“It’s not a religion. It’s akin to our sexual orientation,” Williams said. “It’s their identity, and it’s an important part of who they are.”

Williams hopes his research helps to shine light on the issue of alternate identities and the need to be sensitive and aware.

“In our codes of ethics — and this is true of social work, counseling, psychology and medicine — we talk about being open and non-judgmental to try to understand a client’s world and context,” Williams said. “This study explored the world and context of self-proclaimed vampires. A lot of clinicians are still not willing to accept these types of studies or are not aware of them.”

To read the entire article above, CLICK HERE.

From "Study: Self-Identified ‘Vampires’ Fear Being Judged if They ‘Come Out of the Coffin’" by Rudy Takala, 7/17/15

“People don’t seem to be diagnosed as vampires, at least not the way that the vampires in our study use that term. The self-identified vampires that we have dealt with seem to recognize at some point in their lives that they chronically seem to need extra energy.

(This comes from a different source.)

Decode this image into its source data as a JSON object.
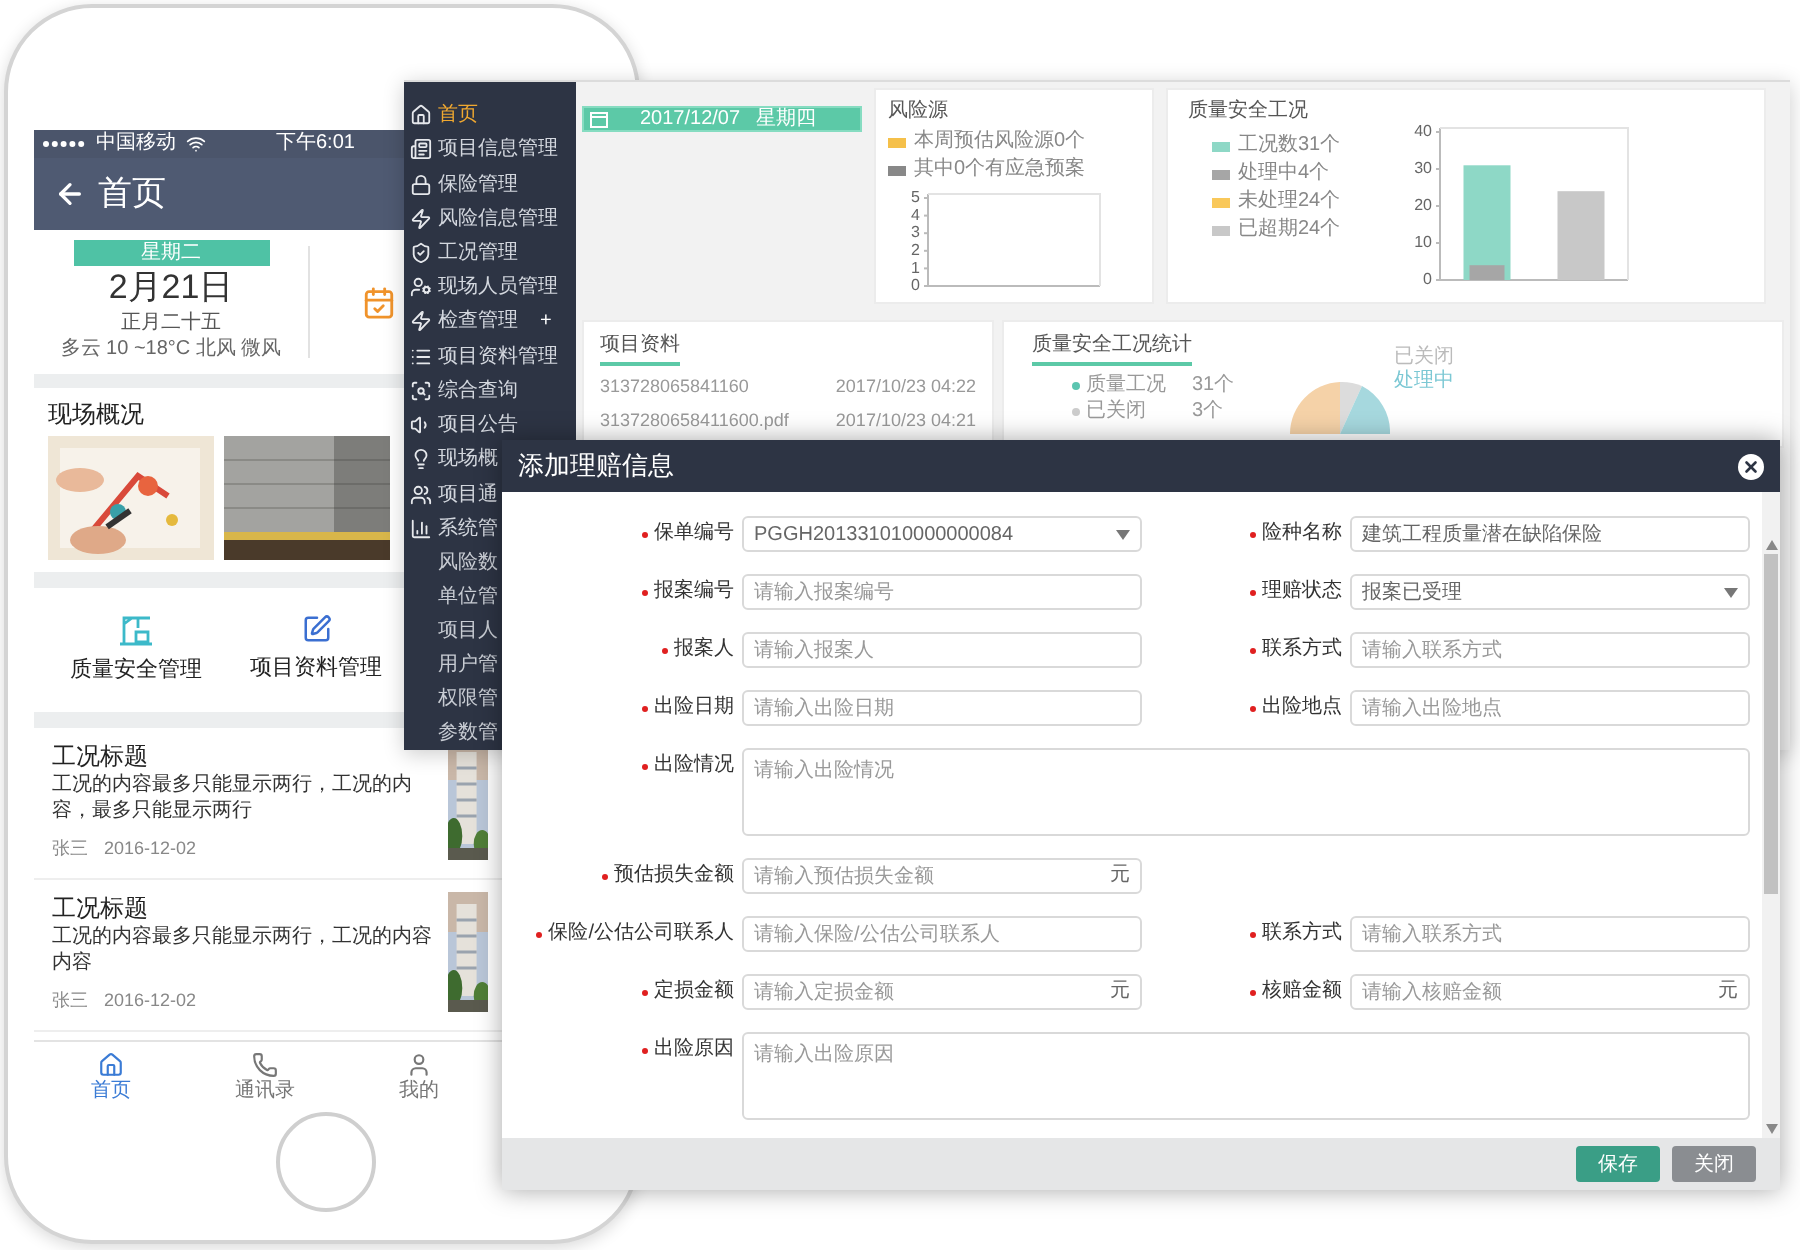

“Eventually, they learn that there are other people who seem to have this same need, and they find a community with an explanation that seems to make sense to them,” Williams said.

Eighty-two percent of the study participants reported their gender as female, with one “intersexed, female assigned individual” and one “postoperative, male-to-female transsexual.” One participant identified as male, and one as “gender-queer.”

Five said they were pagan; four were wiccan; one identified as “spiritual”; and one said they had no religious affiliation.

To read the entire article above, CLICK HERE.